→ **TASK REQUIREMENTS**:
Using the listing below, return every line that includes "features".

→ **RECORDED INFORMATION**:
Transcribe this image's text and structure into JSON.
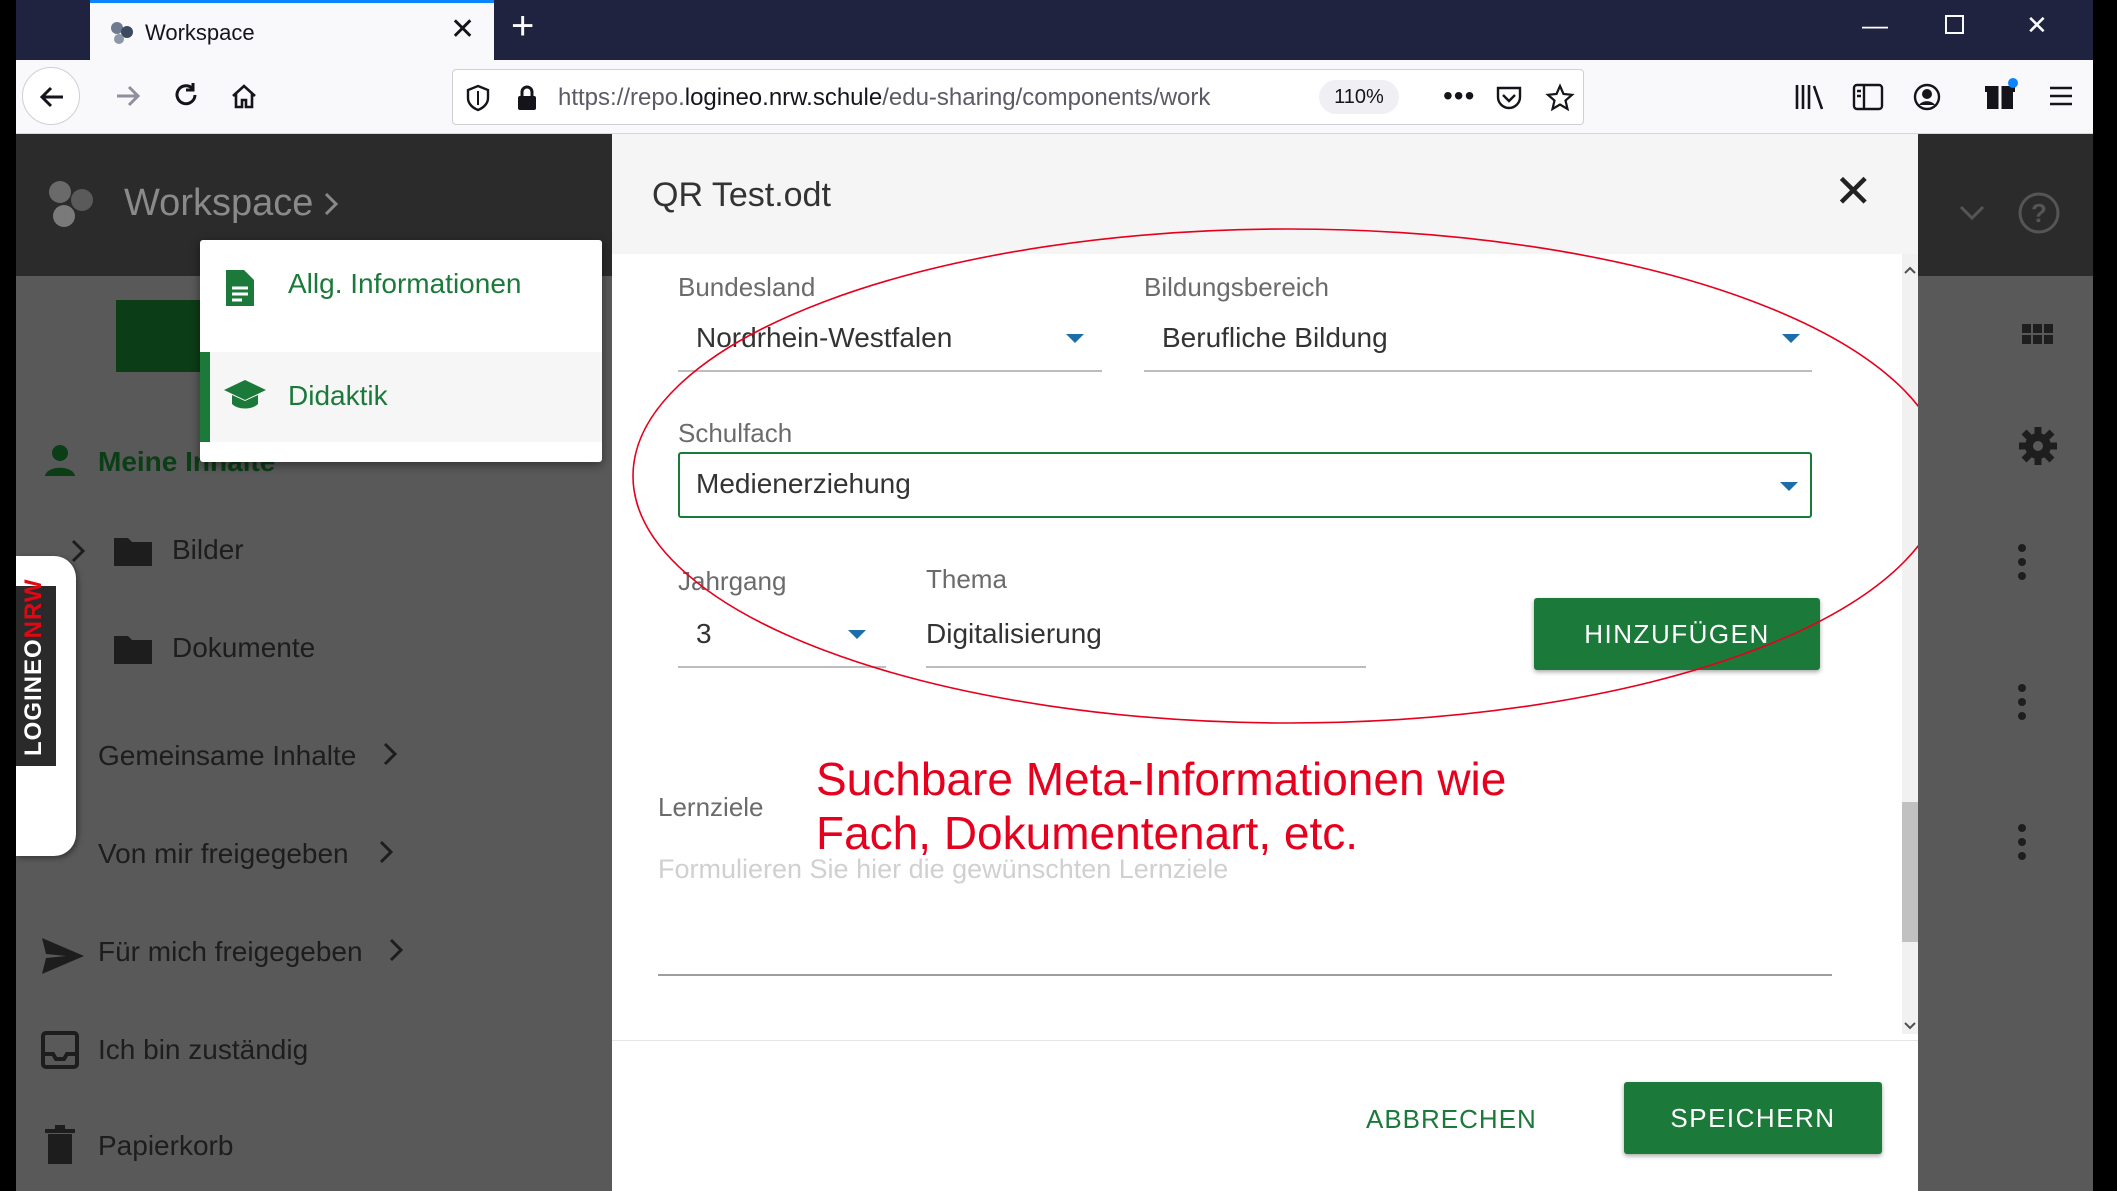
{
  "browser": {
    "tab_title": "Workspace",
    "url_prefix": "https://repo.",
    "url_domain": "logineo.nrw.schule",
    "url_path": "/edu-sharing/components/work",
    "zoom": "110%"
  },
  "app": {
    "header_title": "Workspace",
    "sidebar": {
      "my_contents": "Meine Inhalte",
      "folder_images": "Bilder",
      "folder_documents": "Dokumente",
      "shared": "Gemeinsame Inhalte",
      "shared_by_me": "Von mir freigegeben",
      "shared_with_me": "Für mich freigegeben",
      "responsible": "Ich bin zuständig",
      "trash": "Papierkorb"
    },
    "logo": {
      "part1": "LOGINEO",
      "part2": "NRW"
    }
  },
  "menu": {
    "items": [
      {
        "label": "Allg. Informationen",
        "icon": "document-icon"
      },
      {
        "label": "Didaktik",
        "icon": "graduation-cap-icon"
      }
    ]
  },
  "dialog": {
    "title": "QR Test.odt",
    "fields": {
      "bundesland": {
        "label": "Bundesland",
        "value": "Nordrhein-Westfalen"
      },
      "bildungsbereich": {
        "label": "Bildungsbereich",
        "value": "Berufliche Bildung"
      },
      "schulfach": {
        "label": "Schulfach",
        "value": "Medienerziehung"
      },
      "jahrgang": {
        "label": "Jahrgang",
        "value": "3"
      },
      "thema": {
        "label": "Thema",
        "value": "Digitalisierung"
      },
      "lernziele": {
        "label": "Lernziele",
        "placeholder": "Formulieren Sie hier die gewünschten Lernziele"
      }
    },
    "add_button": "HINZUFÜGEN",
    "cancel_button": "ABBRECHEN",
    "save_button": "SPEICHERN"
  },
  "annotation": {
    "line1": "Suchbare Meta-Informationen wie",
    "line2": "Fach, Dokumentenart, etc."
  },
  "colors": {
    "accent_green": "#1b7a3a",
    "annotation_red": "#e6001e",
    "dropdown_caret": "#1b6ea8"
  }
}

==

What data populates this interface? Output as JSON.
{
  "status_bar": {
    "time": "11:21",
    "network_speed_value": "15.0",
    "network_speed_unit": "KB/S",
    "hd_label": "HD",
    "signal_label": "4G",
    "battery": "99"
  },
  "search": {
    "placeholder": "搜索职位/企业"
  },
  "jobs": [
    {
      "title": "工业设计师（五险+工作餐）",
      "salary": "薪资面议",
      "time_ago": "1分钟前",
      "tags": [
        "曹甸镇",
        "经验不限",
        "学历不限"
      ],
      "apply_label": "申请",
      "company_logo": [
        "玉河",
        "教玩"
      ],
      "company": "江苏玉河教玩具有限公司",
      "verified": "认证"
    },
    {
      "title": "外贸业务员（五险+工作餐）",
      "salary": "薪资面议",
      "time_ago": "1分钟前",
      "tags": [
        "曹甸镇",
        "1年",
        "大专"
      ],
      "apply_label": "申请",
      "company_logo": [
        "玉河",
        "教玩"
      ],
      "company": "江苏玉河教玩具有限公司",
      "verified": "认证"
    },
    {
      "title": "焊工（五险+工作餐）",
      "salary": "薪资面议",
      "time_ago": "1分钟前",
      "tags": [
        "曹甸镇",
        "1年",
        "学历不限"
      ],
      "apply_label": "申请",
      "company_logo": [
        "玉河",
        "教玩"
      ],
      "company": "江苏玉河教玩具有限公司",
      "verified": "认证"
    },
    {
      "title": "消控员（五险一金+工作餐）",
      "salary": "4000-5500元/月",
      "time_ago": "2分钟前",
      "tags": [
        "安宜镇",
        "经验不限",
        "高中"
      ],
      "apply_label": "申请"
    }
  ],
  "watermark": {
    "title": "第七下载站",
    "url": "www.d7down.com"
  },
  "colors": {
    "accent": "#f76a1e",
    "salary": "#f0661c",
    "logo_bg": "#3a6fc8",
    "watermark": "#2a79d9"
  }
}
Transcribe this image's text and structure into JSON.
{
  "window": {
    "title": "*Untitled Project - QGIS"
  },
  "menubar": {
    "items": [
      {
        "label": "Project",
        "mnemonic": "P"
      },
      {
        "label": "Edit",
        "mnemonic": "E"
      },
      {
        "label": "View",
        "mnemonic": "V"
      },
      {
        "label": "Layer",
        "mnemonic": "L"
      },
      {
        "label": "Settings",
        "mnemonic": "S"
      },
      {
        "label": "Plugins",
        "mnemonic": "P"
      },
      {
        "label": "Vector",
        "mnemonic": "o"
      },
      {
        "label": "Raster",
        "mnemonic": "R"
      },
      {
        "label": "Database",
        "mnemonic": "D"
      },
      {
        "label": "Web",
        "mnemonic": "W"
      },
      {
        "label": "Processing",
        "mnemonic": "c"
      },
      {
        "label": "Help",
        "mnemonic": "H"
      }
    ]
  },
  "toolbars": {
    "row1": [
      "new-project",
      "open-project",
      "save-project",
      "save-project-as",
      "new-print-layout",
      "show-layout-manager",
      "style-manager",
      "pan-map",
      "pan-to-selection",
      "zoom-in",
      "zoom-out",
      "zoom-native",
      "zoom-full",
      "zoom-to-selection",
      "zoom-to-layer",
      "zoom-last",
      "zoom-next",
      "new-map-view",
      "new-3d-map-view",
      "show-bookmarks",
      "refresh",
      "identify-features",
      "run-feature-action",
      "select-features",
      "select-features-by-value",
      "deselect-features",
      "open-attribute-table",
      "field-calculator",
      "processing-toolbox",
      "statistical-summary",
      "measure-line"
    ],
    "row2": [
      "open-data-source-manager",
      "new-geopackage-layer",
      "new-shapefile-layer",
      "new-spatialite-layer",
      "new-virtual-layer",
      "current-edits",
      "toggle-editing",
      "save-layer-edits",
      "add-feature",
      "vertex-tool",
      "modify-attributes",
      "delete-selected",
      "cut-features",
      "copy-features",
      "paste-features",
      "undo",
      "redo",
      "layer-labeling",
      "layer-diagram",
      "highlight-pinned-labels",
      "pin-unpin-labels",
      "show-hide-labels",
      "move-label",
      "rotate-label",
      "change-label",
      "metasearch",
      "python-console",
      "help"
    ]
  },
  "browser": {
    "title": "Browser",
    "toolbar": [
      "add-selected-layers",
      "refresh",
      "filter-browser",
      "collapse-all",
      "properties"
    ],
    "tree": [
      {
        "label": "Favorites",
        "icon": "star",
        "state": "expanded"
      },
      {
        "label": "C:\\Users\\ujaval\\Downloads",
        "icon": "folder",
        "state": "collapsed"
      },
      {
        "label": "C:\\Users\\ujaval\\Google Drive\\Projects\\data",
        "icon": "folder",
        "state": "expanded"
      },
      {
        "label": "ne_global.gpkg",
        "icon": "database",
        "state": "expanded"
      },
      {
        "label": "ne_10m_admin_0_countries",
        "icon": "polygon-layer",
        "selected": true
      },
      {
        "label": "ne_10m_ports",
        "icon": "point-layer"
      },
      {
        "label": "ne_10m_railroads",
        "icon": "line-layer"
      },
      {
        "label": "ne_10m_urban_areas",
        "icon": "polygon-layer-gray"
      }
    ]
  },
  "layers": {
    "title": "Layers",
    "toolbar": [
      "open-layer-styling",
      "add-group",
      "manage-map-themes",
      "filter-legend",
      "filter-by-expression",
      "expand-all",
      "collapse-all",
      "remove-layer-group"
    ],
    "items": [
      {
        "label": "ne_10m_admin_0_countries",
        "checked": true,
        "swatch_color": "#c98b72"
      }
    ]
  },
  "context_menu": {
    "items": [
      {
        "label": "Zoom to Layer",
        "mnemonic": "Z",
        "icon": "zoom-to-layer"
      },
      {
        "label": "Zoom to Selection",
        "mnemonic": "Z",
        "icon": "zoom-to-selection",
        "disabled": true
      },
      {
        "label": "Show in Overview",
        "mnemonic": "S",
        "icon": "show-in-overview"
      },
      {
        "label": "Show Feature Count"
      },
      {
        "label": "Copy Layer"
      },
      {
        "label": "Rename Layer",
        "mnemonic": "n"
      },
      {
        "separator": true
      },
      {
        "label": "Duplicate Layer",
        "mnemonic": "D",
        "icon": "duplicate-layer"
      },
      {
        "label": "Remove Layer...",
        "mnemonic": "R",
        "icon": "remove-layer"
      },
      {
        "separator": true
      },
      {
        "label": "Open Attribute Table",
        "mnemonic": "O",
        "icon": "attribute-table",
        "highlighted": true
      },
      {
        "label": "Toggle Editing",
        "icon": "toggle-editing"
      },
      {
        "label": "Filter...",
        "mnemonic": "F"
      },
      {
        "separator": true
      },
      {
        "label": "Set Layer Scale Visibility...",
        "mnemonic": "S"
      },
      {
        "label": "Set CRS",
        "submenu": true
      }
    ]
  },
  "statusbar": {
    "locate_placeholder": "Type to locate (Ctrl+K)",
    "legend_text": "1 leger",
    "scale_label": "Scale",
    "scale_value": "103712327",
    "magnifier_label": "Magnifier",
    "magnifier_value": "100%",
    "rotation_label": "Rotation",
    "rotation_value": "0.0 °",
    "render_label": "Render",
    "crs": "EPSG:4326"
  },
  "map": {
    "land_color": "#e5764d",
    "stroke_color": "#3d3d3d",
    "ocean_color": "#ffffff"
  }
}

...

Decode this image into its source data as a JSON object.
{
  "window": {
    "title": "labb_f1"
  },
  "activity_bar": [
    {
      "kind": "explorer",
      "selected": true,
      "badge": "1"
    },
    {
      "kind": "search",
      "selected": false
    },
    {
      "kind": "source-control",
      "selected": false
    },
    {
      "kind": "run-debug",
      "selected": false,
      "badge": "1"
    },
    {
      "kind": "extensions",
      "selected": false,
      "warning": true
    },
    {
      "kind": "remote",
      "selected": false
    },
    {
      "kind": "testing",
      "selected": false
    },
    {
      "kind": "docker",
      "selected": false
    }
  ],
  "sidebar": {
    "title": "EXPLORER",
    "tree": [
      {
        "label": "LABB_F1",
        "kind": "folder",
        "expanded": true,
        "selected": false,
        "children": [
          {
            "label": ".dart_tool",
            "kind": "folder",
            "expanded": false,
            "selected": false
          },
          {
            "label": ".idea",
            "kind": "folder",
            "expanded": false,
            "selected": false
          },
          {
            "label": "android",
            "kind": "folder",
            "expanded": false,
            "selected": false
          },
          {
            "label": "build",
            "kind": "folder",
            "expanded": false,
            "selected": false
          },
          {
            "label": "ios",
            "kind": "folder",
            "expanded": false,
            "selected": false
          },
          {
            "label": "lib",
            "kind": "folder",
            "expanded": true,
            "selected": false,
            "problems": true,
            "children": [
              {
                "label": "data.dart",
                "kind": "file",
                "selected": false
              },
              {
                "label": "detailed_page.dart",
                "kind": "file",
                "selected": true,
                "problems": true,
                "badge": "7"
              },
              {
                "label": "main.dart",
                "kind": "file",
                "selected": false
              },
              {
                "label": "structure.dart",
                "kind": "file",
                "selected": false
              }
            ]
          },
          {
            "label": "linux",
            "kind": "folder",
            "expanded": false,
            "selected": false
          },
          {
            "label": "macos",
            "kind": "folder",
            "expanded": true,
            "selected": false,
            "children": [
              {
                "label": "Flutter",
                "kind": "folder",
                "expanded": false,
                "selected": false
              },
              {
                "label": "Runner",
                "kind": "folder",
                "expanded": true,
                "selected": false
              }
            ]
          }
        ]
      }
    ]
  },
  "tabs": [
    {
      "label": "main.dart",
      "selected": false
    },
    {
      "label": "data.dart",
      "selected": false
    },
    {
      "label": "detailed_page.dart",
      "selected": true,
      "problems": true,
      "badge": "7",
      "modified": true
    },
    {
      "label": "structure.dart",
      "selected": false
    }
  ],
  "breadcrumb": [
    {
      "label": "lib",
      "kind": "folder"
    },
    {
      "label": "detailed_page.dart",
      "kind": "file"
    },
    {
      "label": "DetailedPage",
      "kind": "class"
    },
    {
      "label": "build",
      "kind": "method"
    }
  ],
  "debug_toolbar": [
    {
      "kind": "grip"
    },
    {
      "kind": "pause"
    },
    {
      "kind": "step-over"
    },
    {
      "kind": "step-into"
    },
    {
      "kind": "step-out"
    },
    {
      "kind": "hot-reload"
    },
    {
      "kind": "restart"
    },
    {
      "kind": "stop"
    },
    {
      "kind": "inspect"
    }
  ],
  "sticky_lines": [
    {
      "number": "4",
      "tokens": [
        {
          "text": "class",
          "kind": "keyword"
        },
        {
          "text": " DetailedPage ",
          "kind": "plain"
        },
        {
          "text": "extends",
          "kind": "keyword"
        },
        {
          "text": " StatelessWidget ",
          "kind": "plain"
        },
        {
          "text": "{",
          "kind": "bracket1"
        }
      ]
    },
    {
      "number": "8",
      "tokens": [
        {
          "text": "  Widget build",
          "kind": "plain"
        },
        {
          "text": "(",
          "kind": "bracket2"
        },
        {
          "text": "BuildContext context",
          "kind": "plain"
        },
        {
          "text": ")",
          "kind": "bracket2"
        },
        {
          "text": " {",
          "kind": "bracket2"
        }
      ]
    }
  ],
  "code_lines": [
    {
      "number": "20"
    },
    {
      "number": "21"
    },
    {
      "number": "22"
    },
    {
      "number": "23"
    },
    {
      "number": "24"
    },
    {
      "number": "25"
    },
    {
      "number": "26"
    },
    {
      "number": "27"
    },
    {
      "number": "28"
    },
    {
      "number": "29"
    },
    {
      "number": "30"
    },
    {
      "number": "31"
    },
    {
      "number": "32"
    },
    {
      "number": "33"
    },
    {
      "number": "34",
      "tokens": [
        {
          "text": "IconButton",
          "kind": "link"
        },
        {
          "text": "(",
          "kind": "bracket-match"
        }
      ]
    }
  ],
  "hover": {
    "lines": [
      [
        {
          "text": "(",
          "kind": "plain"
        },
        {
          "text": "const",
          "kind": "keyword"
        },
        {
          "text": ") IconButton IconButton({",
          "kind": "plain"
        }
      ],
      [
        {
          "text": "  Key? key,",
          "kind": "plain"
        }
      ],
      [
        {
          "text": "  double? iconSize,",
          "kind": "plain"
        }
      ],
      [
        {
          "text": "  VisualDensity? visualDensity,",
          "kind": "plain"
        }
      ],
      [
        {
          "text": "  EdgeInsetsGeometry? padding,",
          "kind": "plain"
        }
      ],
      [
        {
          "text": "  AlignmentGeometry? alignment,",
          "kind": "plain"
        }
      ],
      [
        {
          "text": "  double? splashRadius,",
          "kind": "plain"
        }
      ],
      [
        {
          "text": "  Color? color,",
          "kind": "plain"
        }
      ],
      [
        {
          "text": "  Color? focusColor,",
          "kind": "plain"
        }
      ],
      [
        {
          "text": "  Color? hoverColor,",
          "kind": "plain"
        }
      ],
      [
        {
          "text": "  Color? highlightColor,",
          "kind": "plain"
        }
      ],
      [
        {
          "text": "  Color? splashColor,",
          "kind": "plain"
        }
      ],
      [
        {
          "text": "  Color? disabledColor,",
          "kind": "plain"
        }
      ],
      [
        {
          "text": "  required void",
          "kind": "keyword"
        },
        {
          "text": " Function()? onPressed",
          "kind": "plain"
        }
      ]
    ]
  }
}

→ **TASK ANSWER**:
      "identify-features",
      "select-features",
      "select-features-by-value",
      "deselect-features",
      "cut-features",
      "copy-features",
      "paste-features",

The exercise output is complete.